▶ _TASK INSTRUCTIONS_:
Copy all lines below containing "heading".

:: INPUT DATA

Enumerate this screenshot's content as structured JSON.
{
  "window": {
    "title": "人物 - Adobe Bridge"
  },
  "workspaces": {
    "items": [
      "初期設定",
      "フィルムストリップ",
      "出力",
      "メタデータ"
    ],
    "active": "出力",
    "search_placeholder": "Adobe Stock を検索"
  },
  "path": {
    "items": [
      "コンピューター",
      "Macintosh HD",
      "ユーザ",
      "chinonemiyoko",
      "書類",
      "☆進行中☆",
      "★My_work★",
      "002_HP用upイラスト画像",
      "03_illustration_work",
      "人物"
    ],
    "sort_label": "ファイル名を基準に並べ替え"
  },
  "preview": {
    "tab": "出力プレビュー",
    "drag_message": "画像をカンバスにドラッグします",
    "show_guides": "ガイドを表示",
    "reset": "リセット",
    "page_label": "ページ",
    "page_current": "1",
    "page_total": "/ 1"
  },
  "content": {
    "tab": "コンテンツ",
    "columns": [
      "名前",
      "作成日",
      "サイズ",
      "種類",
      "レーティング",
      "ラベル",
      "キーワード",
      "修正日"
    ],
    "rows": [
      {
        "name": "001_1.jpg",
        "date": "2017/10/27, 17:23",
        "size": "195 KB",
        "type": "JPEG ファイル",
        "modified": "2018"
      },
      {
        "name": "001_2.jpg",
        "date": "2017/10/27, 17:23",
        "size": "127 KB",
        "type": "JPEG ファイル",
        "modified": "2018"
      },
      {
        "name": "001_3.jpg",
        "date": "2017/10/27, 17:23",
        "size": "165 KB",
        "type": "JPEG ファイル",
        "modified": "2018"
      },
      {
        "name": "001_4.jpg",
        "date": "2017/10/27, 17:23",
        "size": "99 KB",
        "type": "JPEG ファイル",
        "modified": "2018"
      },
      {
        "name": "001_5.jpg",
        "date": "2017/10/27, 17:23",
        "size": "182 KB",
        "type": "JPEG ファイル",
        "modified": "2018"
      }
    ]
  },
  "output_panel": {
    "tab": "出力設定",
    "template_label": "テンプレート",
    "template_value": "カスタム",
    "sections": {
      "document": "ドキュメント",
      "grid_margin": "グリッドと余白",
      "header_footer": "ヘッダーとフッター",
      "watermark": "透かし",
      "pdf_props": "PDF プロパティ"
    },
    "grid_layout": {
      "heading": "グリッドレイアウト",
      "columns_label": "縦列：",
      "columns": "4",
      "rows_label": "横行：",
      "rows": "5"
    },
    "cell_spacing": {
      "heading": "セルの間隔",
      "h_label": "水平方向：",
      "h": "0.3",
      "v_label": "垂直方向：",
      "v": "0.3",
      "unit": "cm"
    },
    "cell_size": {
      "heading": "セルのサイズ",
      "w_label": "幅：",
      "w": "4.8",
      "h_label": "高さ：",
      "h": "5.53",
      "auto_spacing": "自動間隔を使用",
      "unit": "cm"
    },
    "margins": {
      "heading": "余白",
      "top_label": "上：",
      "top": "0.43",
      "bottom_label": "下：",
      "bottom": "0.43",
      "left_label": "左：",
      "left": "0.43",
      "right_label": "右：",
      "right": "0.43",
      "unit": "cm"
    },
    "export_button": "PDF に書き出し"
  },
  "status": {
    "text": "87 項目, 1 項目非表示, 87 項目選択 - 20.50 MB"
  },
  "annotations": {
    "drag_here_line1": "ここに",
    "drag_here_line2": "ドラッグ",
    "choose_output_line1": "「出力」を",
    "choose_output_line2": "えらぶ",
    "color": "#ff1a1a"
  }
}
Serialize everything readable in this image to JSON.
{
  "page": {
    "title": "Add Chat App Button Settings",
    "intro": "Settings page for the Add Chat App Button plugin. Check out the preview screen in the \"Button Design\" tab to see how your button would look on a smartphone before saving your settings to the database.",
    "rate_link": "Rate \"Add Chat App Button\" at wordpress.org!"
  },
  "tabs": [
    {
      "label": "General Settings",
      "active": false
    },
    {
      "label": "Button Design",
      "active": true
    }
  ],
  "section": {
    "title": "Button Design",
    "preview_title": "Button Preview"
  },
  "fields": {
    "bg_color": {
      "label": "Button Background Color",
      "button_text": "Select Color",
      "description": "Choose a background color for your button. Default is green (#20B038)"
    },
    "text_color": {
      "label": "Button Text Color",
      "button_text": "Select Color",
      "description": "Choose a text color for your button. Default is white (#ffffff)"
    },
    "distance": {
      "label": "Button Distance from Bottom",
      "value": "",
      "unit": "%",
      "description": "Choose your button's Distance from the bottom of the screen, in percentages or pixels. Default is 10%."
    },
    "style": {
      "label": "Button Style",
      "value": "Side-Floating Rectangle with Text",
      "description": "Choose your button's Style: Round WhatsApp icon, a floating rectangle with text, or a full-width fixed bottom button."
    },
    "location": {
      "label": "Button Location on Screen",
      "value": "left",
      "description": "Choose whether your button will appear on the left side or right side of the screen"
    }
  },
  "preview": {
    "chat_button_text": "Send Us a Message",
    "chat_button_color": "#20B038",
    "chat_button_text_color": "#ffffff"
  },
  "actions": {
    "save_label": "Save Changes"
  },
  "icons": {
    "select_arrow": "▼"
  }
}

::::

▶ _ANSWER TO THIS EXERCISE_:
      "heading": "グリッドレイアウト",
      "heading": "セルの間隔",
      "heading": "セルのサイズ",
      "heading": "余白",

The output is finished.